**Input data:**
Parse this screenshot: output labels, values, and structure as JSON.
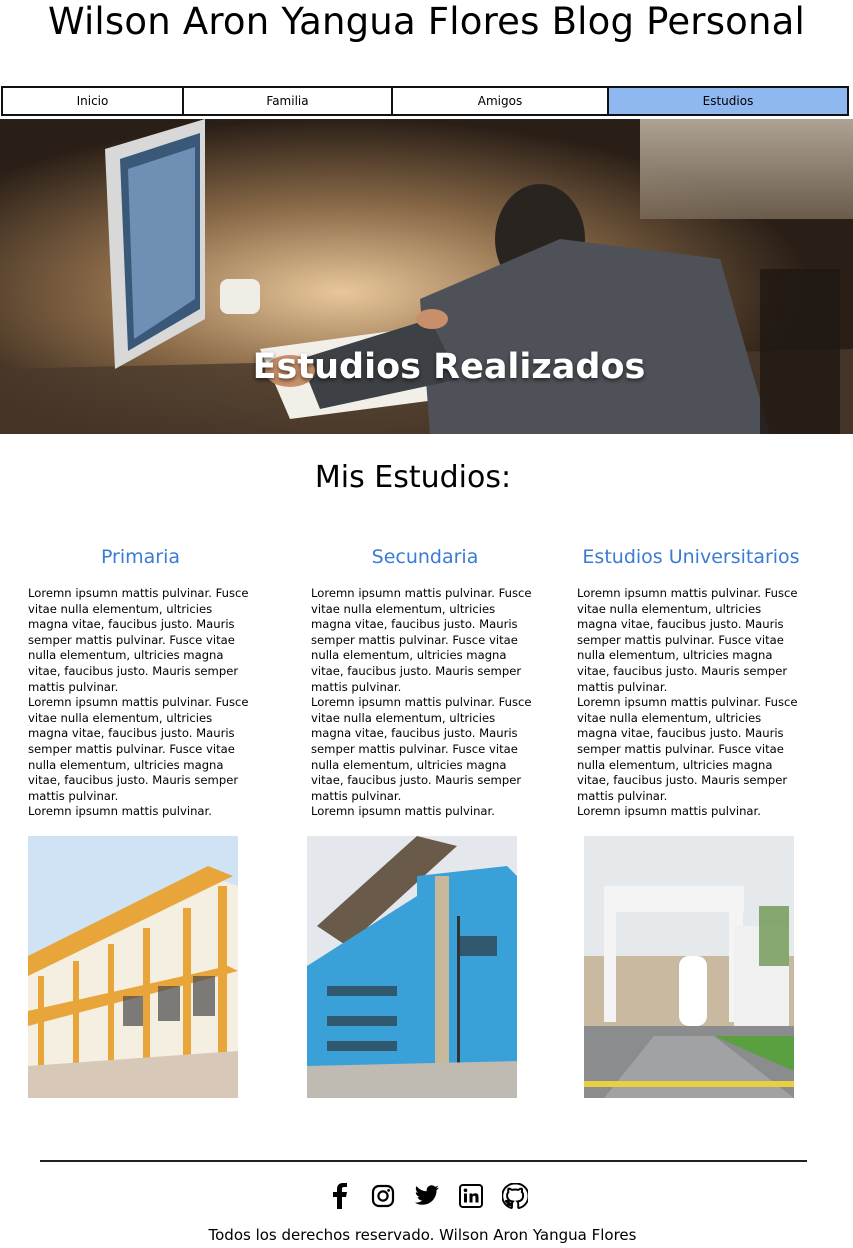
{
  "site": {
    "title": "Wilson Aron Yangua Flores Blog Personal"
  },
  "nav": {
    "items": [
      {
        "label": "Inicio"
      },
      {
        "label": "Familia"
      },
      {
        "label": "Amigos"
      },
      {
        "label": "Estudios"
      }
    ],
    "active": "Estudios",
    "active_color": "#8fb7f0"
  },
  "hero": {
    "title": "Estudios Realizados"
  },
  "main": {
    "title": "Mis Estudios:",
    "accent": "#3a7bd5",
    "columns": [
      {
        "heading": "Primaria",
        "text": "Loremn ipsumn mattis pulvinar. Fusce vitae nulla elementum, ultricies magna vitae, faucibus justo. Mauris semper mattis pulvinar. Fusce vitae nulla elementum, ultricies magna vitae, faucibus justo. Mauris semper mattis pulvinar.\nLoremn ipsumn mattis pulvinar. Fusce vitae nulla elementum, ultricies magna vitae, faucibus justo. Mauris semper mattis pulvinar. Fusce vitae nulla elementum, ultricies magna vitae, faucibus justo. Mauris semper mattis pulvinar.\nLoremn ipsumn mattis pulvinar."
      },
      {
        "heading": "Secundaria",
        "text": "Loremn ipsumn mattis pulvinar. Fusce vitae nulla elementum, ultricies magna vitae, faucibus justo. Mauris semper mattis pulvinar. Fusce vitae nulla elementum, ultricies magna vitae, faucibus justo. Mauris semper mattis pulvinar.\nLoremn ipsumn mattis pulvinar. Fusce vitae nulla elementum, ultricies magna vitae, faucibus justo. Mauris semper mattis pulvinar. Fusce vitae nulla elementum, ultricies magna vitae, faucibus justo. Mauris semper mattis pulvinar.\nLoremn ipsumn mattis pulvinar."
      },
      {
        "heading": "Estudios Universitarios",
        "text": "Loremn ipsumn mattis pulvinar. Fusce vitae nulla elementum, ultricies magna vitae, faucibus justo. Mauris semper mattis pulvinar. Fusce vitae nulla elementum, ultricies magna vitae, faucibus justo. Mauris semper mattis pulvinar.\nLoremn ipsumn mattis pulvinar. Fusce vitae nulla elementum, ultricies magna vitae, faucibus justo. Mauris semper mattis pulvinar. Fusce vitae nulla elementum, ultricies magna vitae, faucibus justo. Mauris semper mattis pulvinar.\nLoremn ipsumn mattis pulvinar."
      }
    ]
  },
  "footer": {
    "social_icons": [
      "facebook-icon",
      "instagram-icon",
      "twitter-icon",
      "linkedin-icon",
      "github-icon"
    ],
    "copyright": "Todos los derechos reservado. Wilson Aron Yangua Flores"
  }
}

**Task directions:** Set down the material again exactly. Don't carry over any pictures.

**Worked solution:**
Parse this screenshot: output labels, values, and structure as JSON.
{
  "site": {
    "title": "Wilson Aron Yangua Flores Blog Personal"
  },
  "nav": {
    "items": [
      {
        "label": "Inicio"
      },
      {
        "label": "Familia"
      },
      {
        "label": "Amigos"
      },
      {
        "label": "Estudios"
      }
    ],
    "active": "Estudios",
    "active_color": "#8fb7f0"
  },
  "hero": {
    "title": "Estudios Realizados"
  },
  "main": {
    "title": "Mis Estudios:",
    "accent": "#3a7bd5",
    "columns": [
      {
        "heading": "Primaria",
        "text": "Loremn ipsumn mattis pulvinar. Fusce vitae nulla elementum, ultricies magna vitae, faucibus justo. Mauris semper mattis pulvinar. Fusce vitae nulla elementum, ultricies magna vitae, faucibus justo. Mauris semper mattis pulvinar.\nLoremn ipsumn mattis pulvinar. Fusce vitae nulla elementum, ultricies magna vitae, faucibus justo. Mauris semper mattis pulvinar. Fusce vitae nulla elementum, ultricies magna vitae, faucibus justo. Mauris semper mattis pulvinar.\nLoremn ipsumn mattis pulvinar."
      },
      {
        "heading": "Secundaria",
        "text": "Loremn ipsumn mattis pulvinar. Fusce vitae nulla elementum, ultricies magna vitae, faucibus justo. Mauris semper mattis pulvinar. Fusce vitae nulla elementum, ultricies magna vitae, faucibus justo. Mauris semper mattis pulvinar.\nLoremn ipsumn mattis pulvinar. Fusce vitae nulla elementum, ultricies magna vitae, faucibus justo. Mauris semper mattis pulvinar. Fusce vitae nulla elementum, ultricies magna vitae, faucibus justo. Mauris semper mattis pulvinar.\nLoremn ipsumn mattis pulvinar."
      },
      {
        "heading": "Estudios Universitarios",
        "text": "Loremn ipsumn mattis pulvinar. Fusce vitae nulla elementum, ultricies magna vitae, faucibus justo. Mauris semper mattis pulvinar. Fusce vitae nulla elementum, ultricies magna vitae, faucibus justo. Mauris semper mattis pulvinar.\nLoremn ipsumn mattis pulvinar. Fusce vitae nulla elementum, ultricies magna vitae, faucibus justo. Mauris semper mattis pulvinar. Fusce vitae nulla elementum, ultricies magna vitae, faucibus justo. Mauris semper mattis pulvinar.\nLoremn ipsumn mattis pulvinar."
      }
    ]
  },
  "footer": {
    "social_icons": [
      "facebook-icon",
      "instagram-icon",
      "twitter-icon",
      "linkedin-icon",
      "github-icon"
    ],
    "copyright": "Todos los derechos reservado. Wilson Aron Yangua Flores"
  }
}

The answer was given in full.